TASK INSTRUCTIONS: Using the data below, please return every line exactly as given.

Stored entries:
++++++++
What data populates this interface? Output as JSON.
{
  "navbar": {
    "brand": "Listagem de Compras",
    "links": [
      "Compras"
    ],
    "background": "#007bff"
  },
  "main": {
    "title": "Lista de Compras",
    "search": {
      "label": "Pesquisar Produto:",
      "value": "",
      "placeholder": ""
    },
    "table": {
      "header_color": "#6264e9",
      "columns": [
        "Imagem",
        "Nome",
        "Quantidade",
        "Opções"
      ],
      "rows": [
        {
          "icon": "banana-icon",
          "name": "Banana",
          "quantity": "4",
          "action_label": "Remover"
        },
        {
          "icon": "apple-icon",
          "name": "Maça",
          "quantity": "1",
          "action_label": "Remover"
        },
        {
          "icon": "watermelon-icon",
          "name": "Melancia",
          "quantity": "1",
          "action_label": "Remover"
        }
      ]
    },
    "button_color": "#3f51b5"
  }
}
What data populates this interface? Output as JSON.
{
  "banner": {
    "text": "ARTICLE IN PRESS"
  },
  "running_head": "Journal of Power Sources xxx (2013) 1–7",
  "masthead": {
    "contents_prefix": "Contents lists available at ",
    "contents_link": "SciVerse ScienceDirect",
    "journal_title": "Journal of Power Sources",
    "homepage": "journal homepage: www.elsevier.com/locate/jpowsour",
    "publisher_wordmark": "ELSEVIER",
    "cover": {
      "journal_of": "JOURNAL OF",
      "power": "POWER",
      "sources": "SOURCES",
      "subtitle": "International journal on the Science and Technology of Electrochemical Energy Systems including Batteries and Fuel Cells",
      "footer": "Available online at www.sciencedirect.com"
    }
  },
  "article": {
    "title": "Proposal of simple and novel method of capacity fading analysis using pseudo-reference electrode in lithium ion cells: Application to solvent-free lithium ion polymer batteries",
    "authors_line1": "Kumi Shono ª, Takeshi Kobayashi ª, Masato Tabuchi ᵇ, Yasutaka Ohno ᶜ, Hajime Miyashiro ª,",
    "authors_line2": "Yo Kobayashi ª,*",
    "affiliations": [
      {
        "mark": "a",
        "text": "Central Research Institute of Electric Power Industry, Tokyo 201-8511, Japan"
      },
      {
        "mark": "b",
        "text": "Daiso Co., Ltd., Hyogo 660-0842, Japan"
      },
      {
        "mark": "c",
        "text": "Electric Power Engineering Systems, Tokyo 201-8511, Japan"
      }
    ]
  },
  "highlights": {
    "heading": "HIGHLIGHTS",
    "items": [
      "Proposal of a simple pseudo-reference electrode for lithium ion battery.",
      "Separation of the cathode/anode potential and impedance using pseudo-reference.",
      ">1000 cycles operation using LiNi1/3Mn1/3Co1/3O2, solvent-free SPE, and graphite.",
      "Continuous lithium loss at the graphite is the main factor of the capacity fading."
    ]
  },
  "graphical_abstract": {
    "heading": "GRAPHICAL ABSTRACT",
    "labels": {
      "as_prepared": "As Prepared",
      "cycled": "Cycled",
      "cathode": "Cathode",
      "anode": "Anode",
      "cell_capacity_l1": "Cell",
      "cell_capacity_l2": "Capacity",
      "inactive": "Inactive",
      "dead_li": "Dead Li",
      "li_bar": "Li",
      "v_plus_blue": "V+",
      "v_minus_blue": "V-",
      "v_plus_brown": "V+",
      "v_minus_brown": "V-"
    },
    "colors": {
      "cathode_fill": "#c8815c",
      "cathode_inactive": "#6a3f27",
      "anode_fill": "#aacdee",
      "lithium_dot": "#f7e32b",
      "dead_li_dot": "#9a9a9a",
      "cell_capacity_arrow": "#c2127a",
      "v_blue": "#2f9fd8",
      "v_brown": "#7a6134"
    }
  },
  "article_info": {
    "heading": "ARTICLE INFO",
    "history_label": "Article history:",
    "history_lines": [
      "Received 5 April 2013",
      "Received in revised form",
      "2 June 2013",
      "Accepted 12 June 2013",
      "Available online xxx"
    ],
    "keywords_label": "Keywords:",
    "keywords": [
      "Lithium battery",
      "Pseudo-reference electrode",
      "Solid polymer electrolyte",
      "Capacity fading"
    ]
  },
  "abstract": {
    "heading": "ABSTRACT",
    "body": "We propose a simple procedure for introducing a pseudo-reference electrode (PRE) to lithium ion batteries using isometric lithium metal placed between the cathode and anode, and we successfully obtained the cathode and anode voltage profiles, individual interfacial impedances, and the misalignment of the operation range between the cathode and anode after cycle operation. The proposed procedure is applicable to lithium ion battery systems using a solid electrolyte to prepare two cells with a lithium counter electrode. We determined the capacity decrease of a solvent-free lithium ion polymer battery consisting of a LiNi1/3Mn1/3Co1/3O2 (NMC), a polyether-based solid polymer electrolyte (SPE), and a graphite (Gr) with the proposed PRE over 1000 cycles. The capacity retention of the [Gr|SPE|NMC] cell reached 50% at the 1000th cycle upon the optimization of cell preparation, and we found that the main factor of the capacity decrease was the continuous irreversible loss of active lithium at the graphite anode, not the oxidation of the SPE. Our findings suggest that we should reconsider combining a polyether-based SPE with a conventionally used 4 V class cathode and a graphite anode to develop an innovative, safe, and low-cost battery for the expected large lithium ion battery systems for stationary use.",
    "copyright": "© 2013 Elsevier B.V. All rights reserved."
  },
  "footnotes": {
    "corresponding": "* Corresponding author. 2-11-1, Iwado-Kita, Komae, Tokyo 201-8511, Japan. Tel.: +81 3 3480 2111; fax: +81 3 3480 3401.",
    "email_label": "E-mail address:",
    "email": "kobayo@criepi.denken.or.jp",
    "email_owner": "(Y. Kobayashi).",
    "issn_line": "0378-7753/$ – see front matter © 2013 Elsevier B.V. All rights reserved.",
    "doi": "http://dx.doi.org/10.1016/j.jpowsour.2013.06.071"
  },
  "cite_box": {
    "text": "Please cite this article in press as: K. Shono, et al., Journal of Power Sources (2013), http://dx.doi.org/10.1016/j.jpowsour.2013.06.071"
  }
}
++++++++
RESPONSE AREA:
What data populates this interface? Output as JSON.
{
  "navbar": {
    "brand": "Listagem de Compras",
    "links": [
      "Compras"
    ],
    "background": "#007bff"
  },
  "main": {
    "title": "Lista de Compras",
    "search": {
      "label": "Pesquisar Produto:",
      "value": "",
      "placeholder": ""
    },
    "table": {
      "header_color": "#6264e9",
      "columns": [
        "Imagem",
        "Nome",
        "Quantidade",
        "Opções"
      ],
      "rows": [
        {
          "icon": "banana-icon",
          "name": "Banana",
          "quantity": "4",
          "action_label": "Remover"
        },
        {
          "icon": "apple-icon",
          "name": "Maça",
          "quantity": "1",
          "action_label": "Remover"
        },
        {
          "icon": "watermelon-icon",
          "name": "Melancia",
          "quantity": "1",
          "action_label": "Remover"
        }
      ]
    },
    "button_color": "#3f51b5"
  }
}
What data populates this interface? Output as JSON.
{
  "banner": {
    "text": "ARTICLE IN PRESS"
  },
  "running_head": "Journal of Power Sources xxx (2013) 1–7",
  "masthead": {
    "contents_prefix": "Contents lists available at ",
    "contents_link": "SciVerse ScienceDirect",
    "journal_title": "Journal of Power Sources",
    "homepage": "journal homepage: www.elsevier.com/locate/jpowsour",
    "publisher_wordmark": "ELSEVIER",
    "cover": {
      "journal_of": "JOURNAL OF",
      "power": "POWER",
      "sources": "SOURCES",
      "subtitle": "International journal on the Science and Technology of Electrochemical Energy Systems including Batteries and Fuel Cells",
      "footer": "Available online at www.sciencedirect.com"
    }
  },
  "article": {
    "title": "Proposal of simple and novel method of capacity fading analysis using pseudo-reference electrode in lithium ion cells: Application to solvent-free lithium ion polymer batteries",
    "authors_line1": "Kumi Shono ª, Takeshi Kobayashi ª, Masato Tabuchi ᵇ, Yasutaka Ohno ᶜ, Hajime Miyashiro ª,",
    "authors_line2": "Yo Kobayashi ª,*",
    "affiliations": [
      {
        "mark": "a",
        "text": "Central Research Institute of Electric Power Industry, Tokyo 201-8511, Japan"
      },
      {
        "mark": "b",
        "text": "Daiso Co., Ltd., Hyogo 660-0842, Japan"
      },
      {
        "mark": "c",
        "text": "Electric Power Engineering Systems, Tokyo 201-8511, Japan"
      }
    ]
  },
  "highlights": {
    "heading": "HIGHLIGHTS",
    "items": [
      "Proposal of a simple pseudo-reference electrode for lithium ion battery.",
      "Separation of the cathode/anode potential and impedance using pseudo-reference.",
      ">1000 cycles operation using LiNi1/3Mn1/3Co1/3O2, solvent-free SPE, and graphite.",
      "Continuous lithium loss at the graphite is the main factor of the capacity fading."
    ]
  },
  "graphical_abstract": {
    "heading": "GRAPHICAL ABSTRACT",
    "labels": {
      "as_prepared": "As Prepared",
      "cycled": "Cycled",
      "cathode": "Cathode",
      "anode": "Anode",
      "cell_capacity_l1": "Cell",
      "cell_capacity_l2": "Capacity",
      "inactive": "Inactive",
      "dead_li": "Dead Li",
      "li_bar": "Li",
      "v_plus_blue": "V+",
      "v_minus_blue": "V-",
      "v_plus_brown": "V+",
      "v_minus_brown": "V-"
    },
    "colors": {
      "cathode_fill": "#c8815c",
      "cathode_inactive": "#6a3f27",
      "anode_fill": "#aacdee",
      "lithium_dot": "#f7e32b",
      "dead_li_dot": "#9a9a9a",
      "cell_capacity_arrow": "#c2127a",
      "v_blue": "#2f9fd8",
      "v_brown": "#7a6134"
    }
  },
  "article_info": {
    "heading": "ARTICLE INFO",
    "history_label": "Article history:",
    "history_lines": [
      "Received 5 April 2013",
      "Received in revised form",
      "2 June 2013",
      "Accepted 12 June 2013",
      "Available online xxx"
    ],
    "keywords_label": "Keywords:",
    "keywords": [
      "Lithium battery",
      "Pseudo-reference electrode",
      "Solid polymer electrolyte",
      "Capacity fading"
    ]
  },
  "abstract": {
    "heading": "ABSTRACT",
    "body": "We propose a simple procedure for introducing a pseudo-reference electrode (PRE) to lithium ion batteries using isometric lithium metal placed between the cathode and anode, and we successfully obtained the cathode and anode voltage profiles, individual interfacial impedances, and the misalignment of the operation range between the cathode and anode after cycle operation. The proposed procedure is applicable to lithium ion battery systems using a solid electrolyte to prepare two cells with a lithium counter electrode. We determined the capacity decrease of a solvent-free lithium ion polymer battery consisting of a LiNi1/3Mn1/3Co1/3O2 (NMC), a polyether-based solid polymer electrolyte (SPE), and a graphite (Gr) with the proposed PRE over 1000 cycles. The capacity retention of the [Gr|SPE|NMC] cell reached 50% at the 1000th cycle upon the optimization of cell preparation, and we found that the main factor of the capacity decrease was the continuous irreversible loss of active lithium at the graphite anode, not the oxidation of the SPE. Our findings suggest that we should reconsider combining a polyether-based SPE with a conventionally used 4 V class cathode and a graphite anode to develop an innovative, safe, and low-cost battery for the expected large lithium ion battery systems for stationary use.",
    "copyright": "© 2013 Elsevier B.V. All rights reserved."
  },
  "footnotes": {
    "corresponding": "* Corresponding author. 2-11-1, Iwado-Kita, Komae, Tokyo 201-8511, Japan. Tel.: +81 3 3480 2111; fax: +81 3 3480 3401.",
    "email_label": "E-mail address:",
    "email": "kobayo@criepi.denken.or.jp",
    "email_owner": "(Y. Kobayashi).",
    "issn_line": "0378-7753/$ – see front matter © 2013 Elsevier B.V. All rights reserved.",
    "doi": "http://dx.doi.org/10.1016/j.jpowsour.2013.06.071"
  },
  "cite_box": {
    "text": "Please cite this article in press as: K. Shono, et al., Journal of Power Sources (2013), http://dx.doi.org/10.1016/j.jpowsour.2013.06.071"
  }
}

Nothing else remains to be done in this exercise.